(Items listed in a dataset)
━━━━━━━━━━
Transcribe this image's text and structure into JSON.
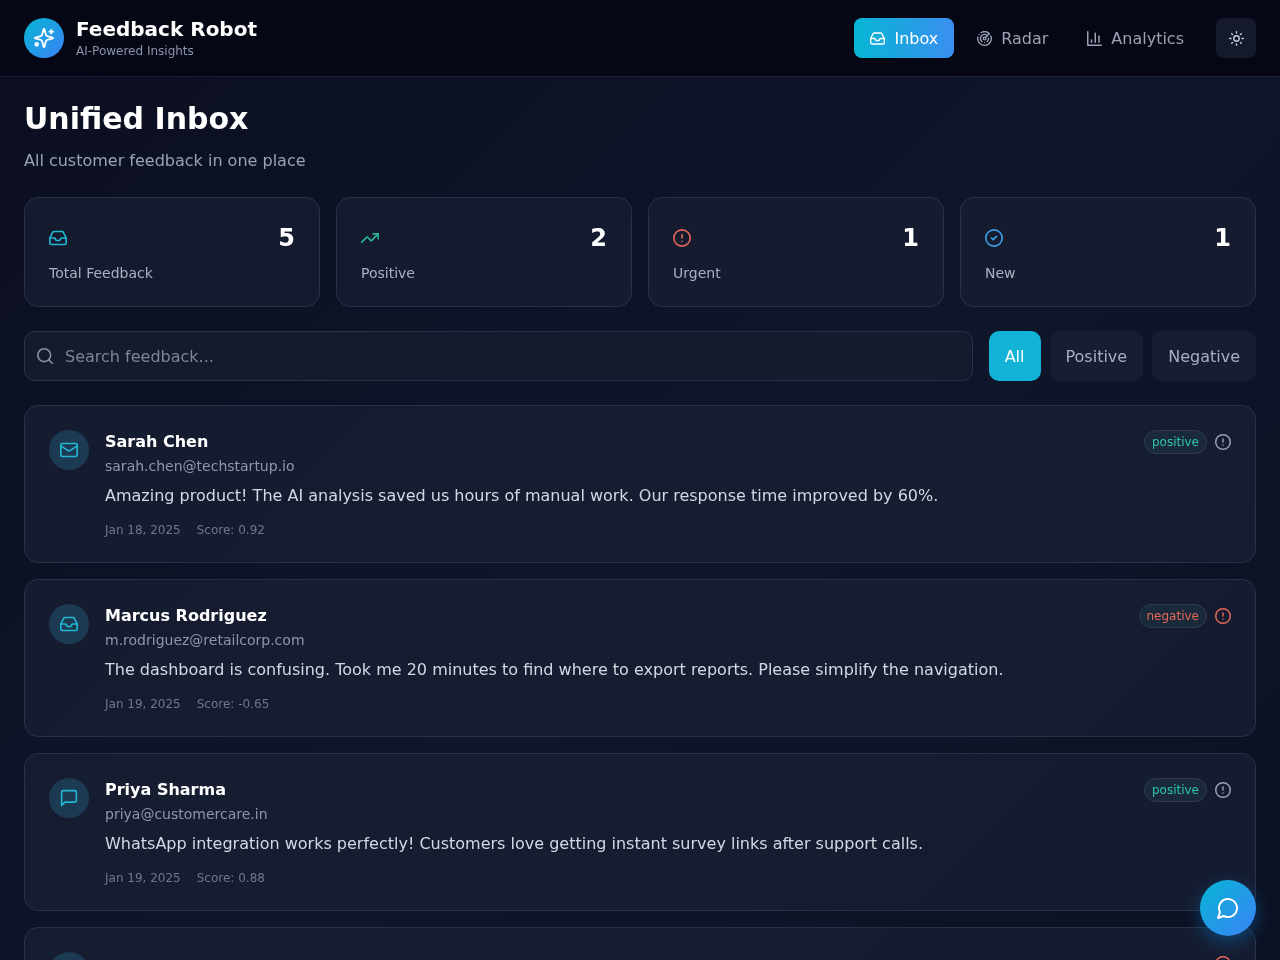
{
  "header": {
    "title": "Feedback Robot",
    "subtitle": "AI-Powered Insights",
    "nav": [
      {
        "label": "Inbox",
        "kind": "inbox",
        "selected": true
      },
      {
        "label": "Radar",
        "kind": "radar",
        "selected": false
      },
      {
        "label": "Analytics",
        "kind": "chart",
        "selected": false
      }
    ]
  },
  "page": {
    "title": "Unified Inbox",
    "subtitle": "All customer feedback in one place"
  },
  "stats": [
    {
      "label": "Total Feedback",
      "value": "5",
      "kind": "inbox",
      "color": "#22b8d6"
    },
    {
      "label": "Positive",
      "value": "2",
      "kind": "trend",
      "color": "#2bb596"
    },
    {
      "label": "Urgent",
      "value": "1",
      "kind": "alert",
      "color": "#e5685a"
    },
    {
      "label": "New",
      "value": "1",
      "kind": "check",
      "color": "#3aa0e8"
    }
  ],
  "search": {
    "placeholder": "Search feedback..."
  },
  "filters": [
    {
      "label": "All",
      "selected": true
    },
    {
      "label": "Positive",
      "selected": false
    },
    {
      "label": "Negative",
      "selected": false
    }
  ],
  "feedback": [
    {
      "name": "Sarah Chen",
      "email": "sarah.chen@techstartup.io",
      "message": "Amazing product! The AI analysis saved us hours of manual work. Our response time improved by 60%.",
      "date": "Jan 18, 2025",
      "score": "Score: 0.92",
      "kind": "mail",
      "badge": {
        "text": "positive",
        "color": "#2dc4a8"
      },
      "urgent": false
    },
    {
      "name": "Marcus Rodriguez",
      "email": "m.rodriguez@retailcorp.com",
      "message": "The dashboard is confusing. Took me 20 minutes to find where to export reports. Please simplify the navigation.",
      "date": "Jan 19, 2025",
      "score": "Score: -0.65",
      "kind": "inbox",
      "badge": {
        "text": "negative",
        "color": "#e5685a"
      },
      "urgent": true
    },
    {
      "name": "Priya Sharma",
      "email": "priya@customercare.in",
      "message": "WhatsApp integration works perfectly! Customers love getting instant survey links after support calls.",
      "date": "Jan 19, 2025",
      "score": "Score: 0.88",
      "kind": "message",
      "badge": {
        "text": "positive",
        "color": "#2dc4a8"
      },
      "urgent": false
    },
    {
      "urgent": true
    }
  ]
}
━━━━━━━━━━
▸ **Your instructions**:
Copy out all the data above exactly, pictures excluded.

▸ **Finished task**:
Transcribe this image's text and structure into JSON.
{
  "header": {
    "title": "Feedback Robot",
    "subtitle": "AI-Powered Insights",
    "nav": [
      {
        "label": "Inbox",
        "kind": "inbox",
        "selected": true
      },
      {
        "label": "Radar",
        "kind": "radar",
        "selected": false
      },
      {
        "label": "Analytics",
        "kind": "chart",
        "selected": false
      }
    ]
  },
  "page": {
    "title": "Unified Inbox",
    "subtitle": "All customer feedback in one place"
  },
  "stats": [
    {
      "label": "Total Feedback",
      "value": "5",
      "kind": "inbox",
      "color": "#22b8d6"
    },
    {
      "label": "Positive",
      "value": "2",
      "kind": "trend",
      "color": "#2bb596"
    },
    {
      "label": "Urgent",
      "value": "1",
      "kind": "alert",
      "color": "#e5685a"
    },
    {
      "label": "New",
      "value": "1",
      "kind": "check",
      "color": "#3aa0e8"
    }
  ],
  "search": {
    "placeholder": "Search feedback..."
  },
  "filters": [
    {
      "label": "All",
      "selected": true
    },
    {
      "label": "Positive",
      "selected": false
    },
    {
      "label": "Negative",
      "selected": false
    }
  ],
  "feedback": [
    {
      "name": "Sarah Chen",
      "email": "sarah.chen@techstartup.io",
      "message": "Amazing product! The AI analysis saved us hours of manual work. Our response time improved by 60%.",
      "date": "Jan 18, 2025",
      "score": "Score: 0.92",
      "kind": "mail",
      "badge": {
        "text": "positive",
        "color": "#2dc4a8"
      },
      "urgent": false
    },
    {
      "name": "Marcus Rodriguez",
      "email": "m.rodriguez@retailcorp.com",
      "message": "The dashboard is confusing. Took me 20 minutes to find where to export reports. Please simplify the navigation.",
      "date": "Jan 19, 2025",
      "score": "Score: -0.65",
      "kind": "inbox",
      "badge": {
        "text": "negative",
        "color": "#e5685a"
      },
      "urgent": true
    },
    {
      "name": "Priya Sharma",
      "email": "priya@customercare.in",
      "message": "WhatsApp integration works perfectly! Customers love getting instant survey links after support calls.",
      "date": "Jan 19, 2025",
      "score": "Score: 0.88",
      "kind": "message",
      "badge": {
        "text": "positive",
        "color": "#2dc4a8"
      },
      "urgent": false
    },
    {
      "urgent": true
    }
  ]
}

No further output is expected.